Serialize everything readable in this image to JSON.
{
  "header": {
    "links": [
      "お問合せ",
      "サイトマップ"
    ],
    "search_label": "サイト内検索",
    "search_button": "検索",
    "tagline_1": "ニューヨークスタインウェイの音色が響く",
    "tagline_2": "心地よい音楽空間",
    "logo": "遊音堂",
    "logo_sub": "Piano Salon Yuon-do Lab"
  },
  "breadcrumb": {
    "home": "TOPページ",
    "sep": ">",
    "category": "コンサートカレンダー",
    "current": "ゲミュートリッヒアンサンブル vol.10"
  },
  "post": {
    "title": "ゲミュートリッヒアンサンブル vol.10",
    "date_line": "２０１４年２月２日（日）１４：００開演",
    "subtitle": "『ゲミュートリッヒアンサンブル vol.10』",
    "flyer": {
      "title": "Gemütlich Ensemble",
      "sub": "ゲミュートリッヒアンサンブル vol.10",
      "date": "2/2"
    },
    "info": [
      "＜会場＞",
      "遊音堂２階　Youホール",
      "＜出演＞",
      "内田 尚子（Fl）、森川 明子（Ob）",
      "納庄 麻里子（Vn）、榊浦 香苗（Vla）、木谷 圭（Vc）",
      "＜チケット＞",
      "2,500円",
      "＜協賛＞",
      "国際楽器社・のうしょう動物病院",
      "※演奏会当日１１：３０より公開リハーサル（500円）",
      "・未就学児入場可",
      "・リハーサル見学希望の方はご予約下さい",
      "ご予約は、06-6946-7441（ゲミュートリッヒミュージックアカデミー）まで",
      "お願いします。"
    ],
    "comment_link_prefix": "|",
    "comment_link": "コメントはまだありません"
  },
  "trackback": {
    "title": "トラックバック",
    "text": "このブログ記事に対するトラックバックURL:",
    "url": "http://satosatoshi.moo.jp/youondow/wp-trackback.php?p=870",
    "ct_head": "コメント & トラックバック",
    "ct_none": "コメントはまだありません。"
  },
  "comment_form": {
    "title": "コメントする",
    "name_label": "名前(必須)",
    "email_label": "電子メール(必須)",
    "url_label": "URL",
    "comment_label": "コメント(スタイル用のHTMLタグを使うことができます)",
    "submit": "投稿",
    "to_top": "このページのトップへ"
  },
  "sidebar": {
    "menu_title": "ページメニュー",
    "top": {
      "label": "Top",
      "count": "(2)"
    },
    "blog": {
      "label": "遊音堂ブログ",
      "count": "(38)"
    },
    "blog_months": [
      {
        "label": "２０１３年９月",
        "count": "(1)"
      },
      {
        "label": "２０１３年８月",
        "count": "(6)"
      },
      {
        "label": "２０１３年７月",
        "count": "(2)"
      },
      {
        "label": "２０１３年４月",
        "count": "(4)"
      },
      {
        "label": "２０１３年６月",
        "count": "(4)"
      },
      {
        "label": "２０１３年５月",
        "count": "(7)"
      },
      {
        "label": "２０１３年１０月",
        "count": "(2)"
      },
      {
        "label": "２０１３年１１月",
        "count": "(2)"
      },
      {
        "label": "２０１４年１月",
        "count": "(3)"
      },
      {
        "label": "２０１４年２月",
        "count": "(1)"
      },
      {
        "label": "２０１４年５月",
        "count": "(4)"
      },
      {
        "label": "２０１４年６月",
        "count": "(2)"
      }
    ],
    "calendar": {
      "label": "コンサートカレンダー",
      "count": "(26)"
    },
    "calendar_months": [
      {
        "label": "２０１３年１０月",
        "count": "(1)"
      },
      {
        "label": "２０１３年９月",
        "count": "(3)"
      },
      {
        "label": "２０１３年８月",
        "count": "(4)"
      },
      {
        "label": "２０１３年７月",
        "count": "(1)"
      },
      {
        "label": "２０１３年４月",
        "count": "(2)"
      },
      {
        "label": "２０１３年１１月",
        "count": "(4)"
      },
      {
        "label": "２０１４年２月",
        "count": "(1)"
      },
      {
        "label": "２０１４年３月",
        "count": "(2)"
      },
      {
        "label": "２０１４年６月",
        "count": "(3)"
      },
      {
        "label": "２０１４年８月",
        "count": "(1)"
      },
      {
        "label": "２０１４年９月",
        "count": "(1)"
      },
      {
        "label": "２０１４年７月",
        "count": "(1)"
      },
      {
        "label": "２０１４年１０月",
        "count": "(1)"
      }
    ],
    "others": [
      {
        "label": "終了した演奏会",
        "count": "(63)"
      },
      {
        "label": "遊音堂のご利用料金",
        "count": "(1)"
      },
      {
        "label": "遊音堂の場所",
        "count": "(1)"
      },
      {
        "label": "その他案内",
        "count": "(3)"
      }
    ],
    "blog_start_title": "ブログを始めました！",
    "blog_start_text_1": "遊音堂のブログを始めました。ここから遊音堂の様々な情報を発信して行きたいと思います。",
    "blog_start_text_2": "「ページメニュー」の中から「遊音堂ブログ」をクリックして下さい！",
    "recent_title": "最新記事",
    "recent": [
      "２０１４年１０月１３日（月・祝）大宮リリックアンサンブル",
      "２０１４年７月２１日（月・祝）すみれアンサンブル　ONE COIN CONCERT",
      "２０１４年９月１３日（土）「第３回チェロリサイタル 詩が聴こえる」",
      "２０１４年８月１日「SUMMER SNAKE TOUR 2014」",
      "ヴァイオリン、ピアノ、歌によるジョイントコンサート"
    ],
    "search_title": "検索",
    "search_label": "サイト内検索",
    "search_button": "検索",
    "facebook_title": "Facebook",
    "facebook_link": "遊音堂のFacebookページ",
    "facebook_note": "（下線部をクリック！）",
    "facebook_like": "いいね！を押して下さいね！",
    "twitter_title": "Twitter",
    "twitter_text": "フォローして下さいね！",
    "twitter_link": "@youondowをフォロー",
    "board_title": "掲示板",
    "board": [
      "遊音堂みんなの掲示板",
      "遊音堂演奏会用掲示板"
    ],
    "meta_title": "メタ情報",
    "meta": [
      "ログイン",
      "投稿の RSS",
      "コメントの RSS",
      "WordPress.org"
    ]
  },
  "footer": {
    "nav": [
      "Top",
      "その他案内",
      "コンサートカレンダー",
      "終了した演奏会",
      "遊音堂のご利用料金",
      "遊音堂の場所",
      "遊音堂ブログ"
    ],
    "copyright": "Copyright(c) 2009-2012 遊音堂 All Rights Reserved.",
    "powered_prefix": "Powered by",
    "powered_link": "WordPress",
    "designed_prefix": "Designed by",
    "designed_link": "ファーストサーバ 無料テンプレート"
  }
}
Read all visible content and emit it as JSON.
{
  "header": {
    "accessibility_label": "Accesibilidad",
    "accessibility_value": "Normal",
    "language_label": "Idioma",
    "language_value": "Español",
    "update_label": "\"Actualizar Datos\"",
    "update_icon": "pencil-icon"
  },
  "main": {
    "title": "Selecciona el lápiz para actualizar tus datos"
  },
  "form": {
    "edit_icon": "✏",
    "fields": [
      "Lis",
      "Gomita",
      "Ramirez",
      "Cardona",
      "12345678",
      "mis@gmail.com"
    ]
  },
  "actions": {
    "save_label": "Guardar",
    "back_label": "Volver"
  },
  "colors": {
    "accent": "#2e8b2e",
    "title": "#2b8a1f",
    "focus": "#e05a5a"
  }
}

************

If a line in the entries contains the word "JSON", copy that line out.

Serialize everything readable in this image to JSON.
Read all visible content and emit it as JSON.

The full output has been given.